_Task to carry out_
Where the word "content" shows up in a line below, that line is counted. State how many lines are counted, without any other words.

==*==

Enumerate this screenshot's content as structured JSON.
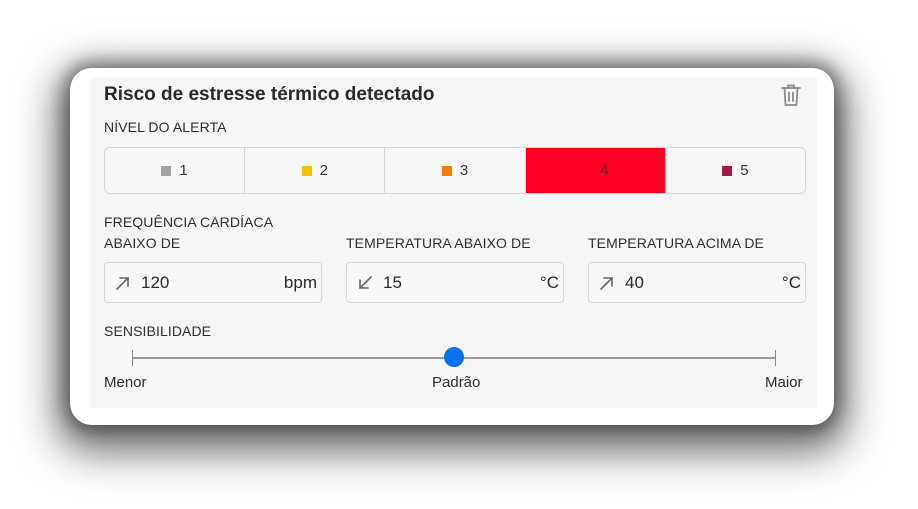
{
  "card": {
    "title": "Risco de estresse térmico detectado"
  },
  "alert_level": {
    "label": "NÍVEL DO ALERTA",
    "selected": "4",
    "options": [
      {
        "label": "1",
        "color": "#a3a3a3"
      },
      {
        "label": "2",
        "color": "#f5c000"
      },
      {
        "label": "3",
        "color": "#f57c00"
      },
      {
        "label": "4",
        "color": "#ff0022"
      },
      {
        "label": "5",
        "color": "#a0194a"
      }
    ]
  },
  "fields": {
    "heart_rate": {
      "label_line1": "FREQUÊNCIA CARDÍACA",
      "label_line2": "ABAIXO DE",
      "value": "120",
      "unit": "bpm",
      "icon": "arrow-up-right-icon"
    },
    "temp_below": {
      "label": "TEMPERATURA ABAIXO DE",
      "value": "15",
      "unit": "°C",
      "icon": "arrow-down-left-icon"
    },
    "temp_above": {
      "label": "TEMPERATURA ACIMA DE",
      "value": "40",
      "unit": "°C",
      "icon": "arrow-up-right-icon"
    }
  },
  "sensitivity": {
    "label": "SENSIBILIDADE",
    "min_label": "Menor",
    "mid_label": "Padrão",
    "max_label": "Maior",
    "value_fraction": 0.5
  },
  "accent_color": "#0a6ff0"
}
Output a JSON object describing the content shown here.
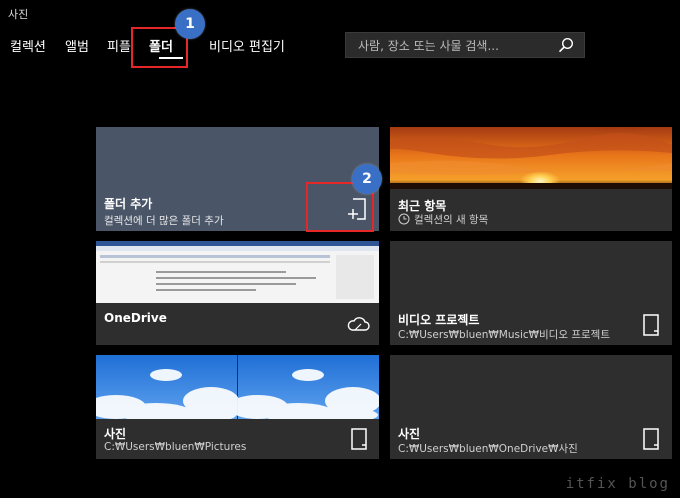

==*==

_Exercise solution_
2